“Now, the public Mass is taken away. In a sense, you could say young Catholics might feel somewhat orphaned.”
Fr. Majano, who shepherds the St. Andrew the Apostle mission church, knows it’s a critical time to engage young Catholics. He knows he must present himself as an active and joy-filled priest to combat boredom, lethargy and exiling. And he said there are deeper pastoral challenges he must work to uproot.
“The great lion and great bear during this time are fear and despair,” he said. “Christ rose from the dead and immediately went out into the world. And during what might seem a dead time in the Church, we priests must go out with the spirit of Resurrection.
“I’m called to be a shepherd, and right now I think the deepest need for my young parishioners – all of my parish family really – is that they see that I’m fighting to kill those lions and bears. It’s what a shepherd does.”
Fathers Leary and Foggo, former seminarians at Mount Saint Mary’s, think Mother Seton’s motto — “Hazard yet forward” — is ideal both for today’s isolated Catholic and their pilgrimage.
“I remember when I used to run these hills early in the morning with three or four other seminarians,” Fr. Foggo said. “For four and a half miles, we prayed the rosary, bounced ideas off one another and then we’d get back and begin a Holy Hour before morning Mass.
“I look back now and think, ‘Wow, the Holy Spirit was working within us then.’ Our hearts were burning back then — and now some of those very things that were fueling me have been temporarily removed. It’s painful for so many.
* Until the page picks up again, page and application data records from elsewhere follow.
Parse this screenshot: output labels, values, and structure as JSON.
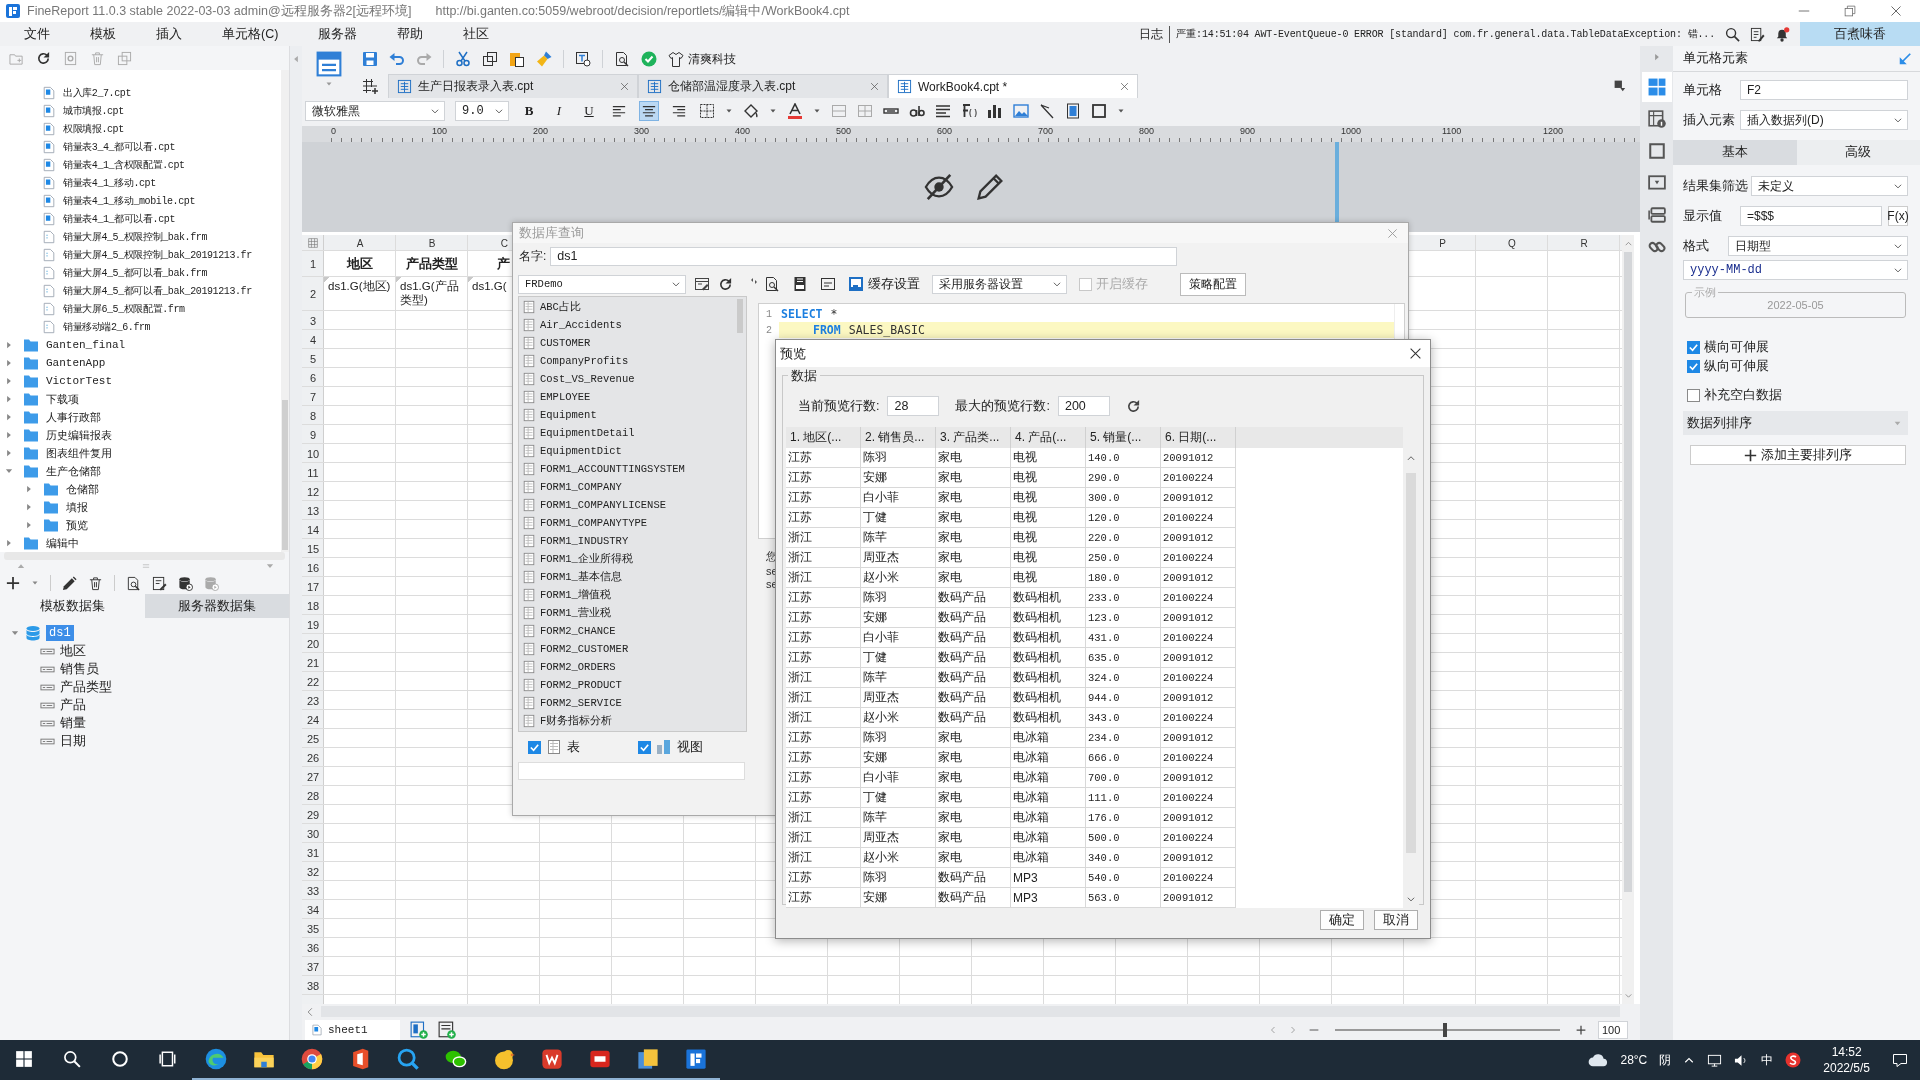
{
  "window": {
    "title": "FineReport 11.0.3 stable 2022-03-03 admin@远程服务器2[远程环境]",
    "url": "http://bi.ganten.co:5059/webroot/decision/reportlets/编辑中/WorkBook4.cpt"
  },
  "menu": [
    "文件",
    "模板",
    "插入",
    "单元格(C)",
    "服务器",
    "帮助",
    "社区"
  ],
  "log": {
    "label": "日志",
    "message": "严重:14:51:04 AWT-EventQueue-0 ERROR [standard] com.fr.general.data.TableDataException: 错..."
  },
  "user": "百煮味香",
  "file_tree": {
    "files": [
      {
        "label": "出入库2_7.cpt",
        "kind": "cpt"
      },
      {
        "label": "城市填报.cpt",
        "kind": "cpt"
      },
      {
        "label": "权限填报.cpt",
        "kind": "cpt"
      },
      {
        "label": "销量表3_4_都可以看.cpt",
        "kind": "cpt"
      },
      {
        "label": "销量表4_1_含权限配置.cpt",
        "kind": "cpt"
      },
      {
        "label": "销量表4_1_移动.cpt",
        "kind": "cpt"
      },
      {
        "label": "销量表4_1_移动_mobile.cpt",
        "kind": "cpt"
      },
      {
        "label": "销量表4_1_都可以看.cpt",
        "kind": "cpt"
      },
      {
        "label": "销量大屏4_5_权限控制_bak.frm",
        "kind": "frm"
      },
      {
        "label": "销量大屏4_5_权限控制_bak_20191213.fr",
        "kind": "frm"
      },
      {
        "label": "销量大屏4_5_都可以看_bak.frm",
        "kind": "frm"
      },
      {
        "label": "销量大屏4_5_都可以看_bak_20191213.fr",
        "kind": "frm"
      },
      {
        "label": "销量大屏6_5_权限配置.frm",
        "kind": "frm"
      },
      {
        "label": "销量移动端2_6.frm",
        "kind": "frm"
      }
    ],
    "folders": [
      {
        "label": "Ganten_final",
        "expanded": false
      },
      {
        "label": "GantenApp",
        "expanded": false
      },
      {
        "label": "VictorTest",
        "expanded": false
      },
      {
        "label": "下载项",
        "expanded": false
      },
      {
        "label": "人事行政部",
        "expanded": false
      },
      {
        "label": "历史编辑报表",
        "expanded": false
      },
      {
        "label": "图表组件复用",
        "expanded": false
      },
      {
        "label": "生产仓储部",
        "expanded": true,
        "children": [
          {
            "label": "仓储部",
            "expanded": false
          },
          {
            "label": "填报",
            "expanded": false
          },
          {
            "label": "预览",
            "expanded": false
          }
        ]
      },
      {
        "label": "编辑中",
        "expanded": false
      }
    ]
  },
  "datasets": {
    "tabs": [
      {
        "label": "模板数据集",
        "selected": true
      },
      {
        "label": "服务器数据集",
        "selected": false
      }
    ],
    "items": [
      {
        "label": "ds1",
        "expanded": true,
        "selected": true,
        "children": [
          {
            "label": "地区"
          },
          {
            "label": "销售员"
          },
          {
            "label": "产品类型"
          },
          {
            "label": "产品"
          },
          {
            "label": "销量"
          },
          {
            "label": "日期"
          }
        ]
      }
    ]
  },
  "toolbar": {
    "brand_label": "清爽科技"
  },
  "doc_tabs": [
    {
      "label": "生产日报表录入表.cpt",
      "selected": false
    },
    {
      "label": "仓储部温湿度录入表.cpt",
      "selected": false
    },
    {
      "label": "WorkBook4.cpt *",
      "selected": true
    }
  ],
  "format_bar": {
    "font": "微软雅黑",
    "size": "9.0",
    "styles": [
      {
        "label": "B",
        "kind": "bold"
      },
      {
        "label": "I",
        "kind": "italic"
      },
      {
        "label": "U",
        "kind": "underline"
      }
    ],
    "align": [
      {
        "selected": false
      },
      {
        "selected": true
      },
      {
        "selected": false
      }
    ]
  },
  "ruler": [
    "0",
    "100",
    "200",
    "300",
    "400",
    "500",
    "600",
    "700",
    "800",
    "900",
    "1000",
    "1100",
    "1200"
  ],
  "sheet": {
    "columns_left": [
      "A",
      "B",
      "C"
    ],
    "columns_right": [
      "P",
      "Q",
      "R"
    ],
    "rows": [
      {
        "number": "1",
        "kind": "header",
        "cells": [
          "地区",
          "产品类型",
          "产"
        ]
      },
      {
        "number": "2",
        "kind": "binding",
        "cells": [
          "ds1.G(地区)",
          "ds1.G(产品类型)",
          "ds1.G("
        ]
      }
    ],
    "empty_rows": [
      "3",
      "4",
      "5",
      "6",
      "7",
      "8",
      "9",
      "10",
      "11",
      "12",
      "13",
      "14",
      "15",
      "16",
      "17",
      "18",
      "19",
      "20",
      "21",
      "22",
      "23",
      "24",
      "25",
      "26",
      "27",
      "28",
      "29",
      "30",
      "31",
      "32",
      "33",
      "34",
      "35",
      "36",
      "37",
      "38"
    ]
  },
  "sheet_tabs": [
    {
      "label": "sheet1",
      "selected": true
    }
  ],
  "zoom": {
    "level": 0.49,
    "value": "100"
  },
  "db_dialog": {
    "title": "数据库查询",
    "name_label": "名字:",
    "name": "ds1",
    "connection": "FRDemo",
    "tables": [
      "ABC占比",
      "Air_Accidents",
      "CUSTOMER",
      "CompanyProfits",
      "Cost_VS_Revenue",
      "EMPLOYEE",
      "Equipment",
      "EquipmentDetail",
      "EquipmentDict",
      "FORM1_ACCOUNTTINGSYSTEM",
      "FORM1_COMPANY",
      "FORM1_COMPANYLICENSE",
      "FORM1_COMPANYTYPE",
      "FORM1_INDUSTRY",
      "FORM1_企业所得税",
      "FORM1_基本信息",
      "FORM1_增值税",
      "FORM1_营业税",
      "FORM2_CHANCE",
      "FORM2_CUSTOMER",
      "FORM2_ORDERS",
      "FORM2_PRODUCT",
      "FORM2_SERVICE",
      "F财务指标分析"
    ],
    "filters": [
      {
        "label": "表",
        "kind": "table",
        "checked": true
      },
      {
        "label": "视图",
        "kind": "view",
        "checked": true
      }
    ],
    "cache_label": "缓存设置",
    "cache_mode": "采用服务器设置",
    "cache_toggle": {
      "label": "开启缓存",
      "checked": false,
      "disabled": true
    },
    "strategy_button": "策略配置",
    "sql": [
      {
        "number": "1",
        "highlighted": false,
        "indent": false,
        "tokens": [
          {
            "kind": "keyword",
            "text": "SELECT"
          },
          {
            "kind": "plain",
            "text": "*"
          }
        ]
      },
      {
        "number": "2",
        "highlighted": true,
        "indent": true,
        "tokens": [
          {
            "kind": "keyword",
            "text": "FROM"
          },
          {
            "kind": "plain",
            "text": "SALES_BASIC"
          }
        ]
      }
    ],
    "hint_fragments": [
      "您",
      "se",
      "se"
    ]
  },
  "preview": {
    "title": "预览",
    "group": "数据",
    "current_label": "当前预览行数:",
    "current": "28",
    "max_label": "最大的预览行数:",
    "max": "200",
    "columns": [
      "1. 地区(...",
      "2. 销售员...",
      "3. 产品类...",
      "4. 产品(...",
      "5. 销量(...",
      "6. 日期(..."
    ],
    "rows": [
      [
        "江苏",
        "陈羽",
        "家电",
        "电视",
        "140.0",
        "20091012"
      ],
      [
        "江苏",
        "安娜",
        "家电",
        "电视",
        "290.0",
        "20100224"
      ],
      [
        "江苏",
        "白小菲",
        "家电",
        "电视",
        "300.0",
        "20091012"
      ],
      [
        "江苏",
        "丁健",
        "家电",
        "电视",
        "120.0",
        "20100224"
      ],
      [
        "浙江",
        "陈芊",
        "家电",
        "电视",
        "220.0",
        "20091012"
      ],
      [
        "浙江",
        "周亚杰",
        "家电",
        "电视",
        "250.0",
        "20100224"
      ],
      [
        "浙江",
        "赵小米",
        "家电",
        "电视",
        "180.0",
        "20091012"
      ],
      [
        "江苏",
        "陈羽",
        "数码产品",
        "数码相机",
        "233.0",
        "20100224"
      ],
      [
        "江苏",
        "安娜",
        "数码产品",
        "数码相机",
        "123.0",
        "20091012"
      ],
      [
        "江苏",
        "白小菲",
        "数码产品",
        "数码相机",
        "431.0",
        "20100224"
      ],
      [
        "江苏",
        "丁健",
        "数码产品",
        "数码相机",
        "635.0",
        "20091012"
      ],
      [
        "浙江",
        "陈芊",
        "数码产品",
        "数码相机",
        "324.0",
        "20100224"
      ],
      [
        "浙江",
        "周亚杰",
        "数码产品",
        "数码相机",
        "944.0",
        "20091012"
      ],
      [
        "浙江",
        "赵小米",
        "数码产品",
        "数码相机",
        "343.0",
        "20100224"
      ],
      [
        "江苏",
        "陈羽",
        "家电",
        "电冰箱",
        "234.0",
        "20091012"
      ],
      [
        "江苏",
        "安娜",
        "家电",
        "电冰箱",
        "666.0",
        "20100224"
      ],
      [
        "江苏",
        "白小菲",
        "家电",
        "电冰箱",
        "700.0",
        "20091012"
      ],
      [
        "江苏",
        "丁健",
        "家电",
        "电冰箱",
        "111.0",
        "20100224"
      ],
      [
        "浙江",
        "陈芊",
        "家电",
        "电冰箱",
        "176.0",
        "20091012"
      ],
      [
        "浙江",
        "周亚杰",
        "家电",
        "电冰箱",
        "500.0",
        "20100224"
      ],
      [
        "浙江",
        "赵小米",
        "家电",
        "电冰箱",
        "340.0",
        "20091012"
      ],
      [
        "江苏",
        "陈羽",
        "数码产品",
        "MP3",
        "540.0",
        "20100224"
      ],
      [
        "江苏",
        "安娜",
        "数码产品",
        "MP3",
        "563.0",
        "20091012"
      ]
    ],
    "buttons": [
      "确定",
      "取消"
    ]
  },
  "cell_panel": {
    "title": "单元格元素",
    "side_tabs": [
      {
        "kind": "cell",
        "selected": true
      },
      {
        "kind": "attributes",
        "selected": false
      },
      {
        "kind": "frame",
        "selected": false
      },
      {
        "kind": "widget",
        "selected": false
      },
      {
        "kind": "condition",
        "selected": false
      },
      {
        "kind": "link",
        "selected": false
      }
    ],
    "cell_label": "单元格",
    "cell": "F2",
    "insert_label": "插入元素",
    "insert": "插入数据列(D)",
    "tabs": [
      {
        "label": "基本",
        "selected": true
      },
      {
        "label": "高级",
        "selected": false
      }
    ],
    "filter_label": "结果集筛选",
    "filter": "未定义",
    "display_label": "显示值",
    "display": "=$$$",
    "formula_button": "F(x)",
    "format_label": "格式",
    "format": "日期型",
    "pattern": "yyyy-MM-dd",
    "example_label": "示例",
    "example": "2022-05-05",
    "options": [
      {
        "label": "横向可伸展",
        "checked": true
      },
      {
        "label": "纵向可伸展",
        "checked": true
      },
      {
        "label": "补充空白数据",
        "checked": false
      }
    ],
    "sort_label": "数据列排序",
    "add_sort": "添加主要排列序"
  },
  "taskbar": {
    "weather": "28°C",
    "condition": "阴",
    "ime": "中",
    "time": "14:52",
    "date": "2022/5/5"
  }
}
“So in a way, we’ve decided to take a pilgrimage into a time crunch — we’re traveling 200 years into the past— to unite ourselves to what Saint Elizabeth Ann Seton did. We want to engage in this same kind of care for those orphans that she raced to.”
Toward the end of Mother Seton’s agonizing conversion to the Catholic faith, a time when she met the scorn of many of her Protestant family and friends, she began to ponder the spiritual weight of the sacraments in the Catholic Church.
“How happy would we be, if we believed what these dear souls [Catholics] believe: that they possess God in the Sacrament, and that He remains in their churches and is carried to them when they are sick,” she wrote in a letter to an Anglican friend. “How happy would I be, even so far away from all so dear, if I could find You in the church as they do . . . how many things I would say to You of the sorrows of my heart and the sins of my life.”
A local priest said Los Tres Padres witness speaks to a great need in the Church.
“Back in the time of Christ, all the rabbis taught in the temples; they never seemed to leave,” he said. “But Christ always met people outside the temple. He was on mountainsides, he met folks on their boats, entered homes, walked into the places where kids were gathered.
“If you want to really know what a priest is about, watch how he goes outside of the model, outside of the expected administration of the priest; this pilgrimage goes outside the model. The laity are distanced from the Mass, the sacraments, and even their priests now. This type of witness brings hope.
“Maybe one of the reasons we’ve had so many problems is because too many priests have stuck Jesus into their parishes without bringing Him out into the world. Anyone can teach from back behind the lectern; but what about when he steps from behind it in a manner like this?”